Please restate the records that follow word for word, omitting any images.

--- MATERIAL TO PROCESS Enclosed Below ---

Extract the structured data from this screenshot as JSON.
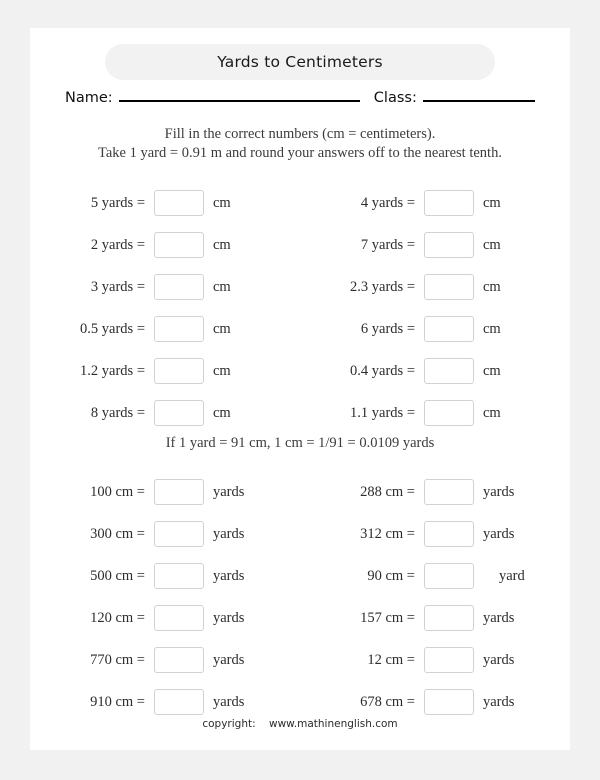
{
  "header": {
    "title": "Yards to Centimeters",
    "name_label": "Name:",
    "class_label": "Class:"
  },
  "instructions": {
    "line1": "Fill in the correct numbers (cm = centimeters).",
    "line2": "Take 1 yard = 0.91 m and round your answers off to the nearest tenth.",
    "middle": "If 1 yard = 91 cm, 1 cm = 1/91 = 0.0109 yards"
  },
  "section_yards_to_cm": {
    "rows": [
      {
        "left_label": "5 yards  =",
        "left_unit": "cm",
        "left_value": "",
        "right_label": "4 yards  =",
        "right_unit": "cm",
        "right_value": ""
      },
      {
        "left_label": "2 yards  =",
        "left_unit": "cm",
        "left_value": "",
        "right_label": "7 yards  =",
        "right_unit": "cm",
        "right_value": ""
      },
      {
        "left_label": "3 yards  =",
        "left_unit": "cm",
        "left_value": "",
        "right_label": "2.3 yards  =",
        "right_unit": "cm",
        "right_value": ""
      },
      {
        "left_label": "0.5 yards  =",
        "left_unit": "cm",
        "left_value": "",
        "right_label": "6 yards  =",
        "right_unit": "cm",
        "right_value": ""
      },
      {
        "left_label": "1.2 yards  =",
        "left_unit": "cm",
        "left_value": "",
        "right_label": "0.4 yards  =",
        "right_unit": "cm",
        "right_value": ""
      },
      {
        "left_label": "8 yards  =",
        "left_unit": "cm",
        "left_value": "",
        "right_label": "1.1 yards  =",
        "right_unit": "cm",
        "right_value": ""
      }
    ]
  },
  "section_cm_to_yards": {
    "rows": [
      {
        "left_label": "100 cm  =",
        "left_unit": "yards",
        "left_value": "",
        "right_label": "288 cm  =",
        "right_unit": "yards",
        "right_value": ""
      },
      {
        "left_label": "300 cm  =",
        "left_unit": "yards",
        "left_value": "",
        "right_label": "312 cm  =",
        "right_unit": "yards",
        "right_value": ""
      },
      {
        "left_label": "500 cm  =",
        "left_unit": "yards",
        "left_value": "",
        "right_label": "90 cm  =",
        "right_unit": "yard",
        "right_value": ""
      },
      {
        "left_label": "120 cm  =",
        "left_unit": "yards",
        "left_value": "",
        "right_label": "157 cm  =",
        "right_unit": "yards",
        "right_value": ""
      },
      {
        "left_label": "770 cm  =",
        "left_unit": "yards",
        "left_value": "",
        "right_label": "12 cm  =",
        "right_unit": "yards",
        "right_value": ""
      },
      {
        "left_label": "910 cm  =",
        "left_unit": "yards",
        "left_value": "",
        "right_label": "678 cm  =",
        "right_unit": "yards",
        "right_value": ""
      }
    ]
  },
  "footer": {
    "copyright_label": "copyright:",
    "url": "www.mathinenglish.com"
  }
}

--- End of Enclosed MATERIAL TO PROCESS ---

- _ANSWER SPACE_:
Extract the structured data from this screenshot as JSON.
{
  "header": {
    "title": "Yards to Centimeters",
    "name_label": "Name:",
    "class_label": "Class:"
  },
  "instructions": {
    "line1": "Fill in the correct numbers (cm = centimeters).",
    "line2": "Take 1 yard = 0.91 m and round your answers off to the nearest tenth.",
    "middle": "If 1 yard = 91 cm, 1 cm = 1/91 = 0.0109 yards"
  },
  "section_yards_to_cm": {
    "rows": [
      {
        "left_label": "5 yards  =",
        "left_unit": "cm",
        "left_value": "",
        "right_label": "4 yards  =",
        "right_unit": "cm",
        "right_value": ""
      },
      {
        "left_label": "2 yards  =",
        "left_unit": "cm",
        "left_value": "",
        "right_label": "7 yards  =",
        "right_unit": "cm",
        "right_value": ""
      },
      {
        "left_label": "3 yards  =",
        "left_unit": "cm",
        "left_value": "",
        "right_label": "2.3 yards  =",
        "right_unit": "cm",
        "right_value": ""
      },
      {
        "left_label": "0.5 yards  =",
        "left_unit": "cm",
        "left_value": "",
        "right_label": "6 yards  =",
        "right_unit": "cm",
        "right_value": ""
      },
      {
        "left_label": "1.2 yards  =",
        "left_unit": "cm",
        "left_value": "",
        "right_label": "0.4 yards  =",
        "right_unit": "cm",
        "right_value": ""
      },
      {
        "left_label": "8 yards  =",
        "left_unit": "cm",
        "left_value": "",
        "right_label": "1.1 yards  =",
        "right_unit": "cm",
        "right_value": ""
      }
    ]
  },
  "section_cm_to_yards": {
    "rows": [
      {
        "left_label": "100 cm  =",
        "left_unit": "yards",
        "left_value": "",
        "right_label": "288 cm  =",
        "right_unit": "yards",
        "right_value": ""
      },
      {
        "left_label": "300 cm  =",
        "left_unit": "yards",
        "left_value": "",
        "right_label": "312 cm  =",
        "right_unit": "yards",
        "right_value": ""
      },
      {
        "left_label": "500 cm  =",
        "left_unit": "yards",
        "left_value": "",
        "right_label": "90 cm  =",
        "right_unit": "yard",
        "right_value": ""
      },
      {
        "left_label": "120 cm  =",
        "left_unit": "yards",
        "left_value": "",
        "right_label": "157 cm  =",
        "right_unit": "yards",
        "right_value": ""
      },
      {
        "left_label": "770 cm  =",
        "left_unit": "yards",
        "left_value": "",
        "right_label": "12 cm  =",
        "right_unit": "yards",
        "right_value": ""
      },
      {
        "left_label": "910 cm  =",
        "left_unit": "yards",
        "left_value": "",
        "right_label": "678 cm  =",
        "right_unit": "yards",
        "right_value": ""
      }
    ]
  },
  "footer": {
    "copyright_label": "copyright:",
    "url": "www.mathinenglish.com"
  }
}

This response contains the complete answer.